▶ **Work to be completed**
Report how many lines of the data below contain "Intprojects". Give nothing besides the number.

____

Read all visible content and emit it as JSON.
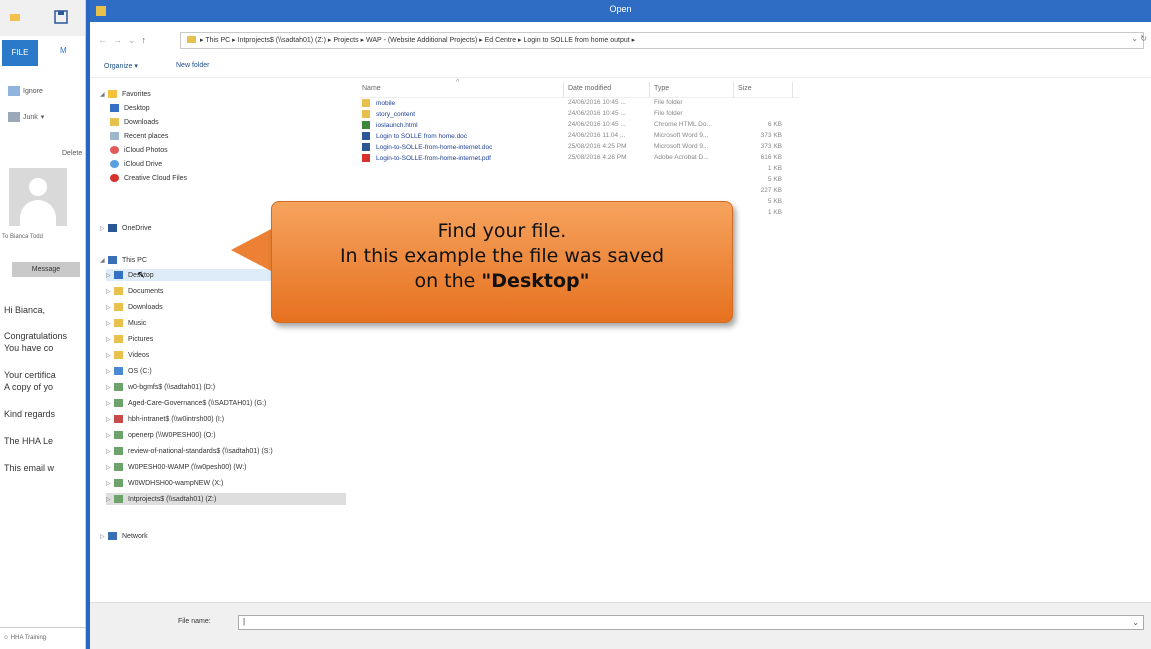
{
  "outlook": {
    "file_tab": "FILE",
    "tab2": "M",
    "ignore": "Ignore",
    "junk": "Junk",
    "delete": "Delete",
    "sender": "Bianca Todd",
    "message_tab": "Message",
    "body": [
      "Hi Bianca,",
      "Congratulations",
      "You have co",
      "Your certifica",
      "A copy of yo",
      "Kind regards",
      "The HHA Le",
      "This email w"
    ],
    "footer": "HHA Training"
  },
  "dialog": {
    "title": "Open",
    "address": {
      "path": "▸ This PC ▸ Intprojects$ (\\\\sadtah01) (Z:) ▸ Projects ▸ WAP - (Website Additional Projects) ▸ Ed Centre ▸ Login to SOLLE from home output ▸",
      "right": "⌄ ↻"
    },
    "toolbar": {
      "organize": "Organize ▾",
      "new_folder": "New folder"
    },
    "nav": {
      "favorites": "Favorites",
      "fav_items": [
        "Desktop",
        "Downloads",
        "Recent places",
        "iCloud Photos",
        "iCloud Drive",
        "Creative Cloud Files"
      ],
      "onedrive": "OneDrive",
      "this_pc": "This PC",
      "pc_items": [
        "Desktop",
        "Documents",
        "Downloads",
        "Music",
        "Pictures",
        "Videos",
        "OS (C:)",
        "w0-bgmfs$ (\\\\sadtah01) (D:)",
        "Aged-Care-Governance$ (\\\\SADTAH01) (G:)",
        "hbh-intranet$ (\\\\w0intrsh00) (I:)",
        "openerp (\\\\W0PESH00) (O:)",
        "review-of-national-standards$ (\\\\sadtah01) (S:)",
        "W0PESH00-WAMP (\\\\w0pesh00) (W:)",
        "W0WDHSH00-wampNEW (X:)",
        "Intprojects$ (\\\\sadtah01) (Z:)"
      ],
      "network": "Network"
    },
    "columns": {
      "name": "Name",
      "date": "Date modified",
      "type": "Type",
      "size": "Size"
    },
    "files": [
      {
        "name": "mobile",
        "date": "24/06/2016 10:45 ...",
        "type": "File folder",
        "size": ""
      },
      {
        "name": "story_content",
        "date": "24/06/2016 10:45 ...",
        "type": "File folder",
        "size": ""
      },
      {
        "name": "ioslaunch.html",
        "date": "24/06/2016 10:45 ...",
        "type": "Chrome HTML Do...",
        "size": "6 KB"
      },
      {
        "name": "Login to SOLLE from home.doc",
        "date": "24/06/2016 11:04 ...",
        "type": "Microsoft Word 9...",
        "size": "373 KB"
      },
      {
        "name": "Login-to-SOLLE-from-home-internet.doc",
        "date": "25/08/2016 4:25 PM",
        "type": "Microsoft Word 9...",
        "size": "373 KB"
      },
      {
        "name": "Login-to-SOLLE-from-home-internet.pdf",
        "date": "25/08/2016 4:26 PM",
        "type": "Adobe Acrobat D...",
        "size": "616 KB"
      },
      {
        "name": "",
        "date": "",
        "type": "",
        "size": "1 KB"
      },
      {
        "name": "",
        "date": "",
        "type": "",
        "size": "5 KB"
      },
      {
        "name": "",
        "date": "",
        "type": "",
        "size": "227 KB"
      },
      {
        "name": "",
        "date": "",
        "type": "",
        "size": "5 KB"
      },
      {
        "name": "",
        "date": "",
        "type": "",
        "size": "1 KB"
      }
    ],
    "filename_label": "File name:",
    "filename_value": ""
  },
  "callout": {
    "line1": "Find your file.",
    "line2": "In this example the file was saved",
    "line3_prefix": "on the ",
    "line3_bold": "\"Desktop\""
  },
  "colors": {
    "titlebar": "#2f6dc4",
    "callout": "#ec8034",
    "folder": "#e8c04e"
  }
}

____

▶ **Result of this exercise**
2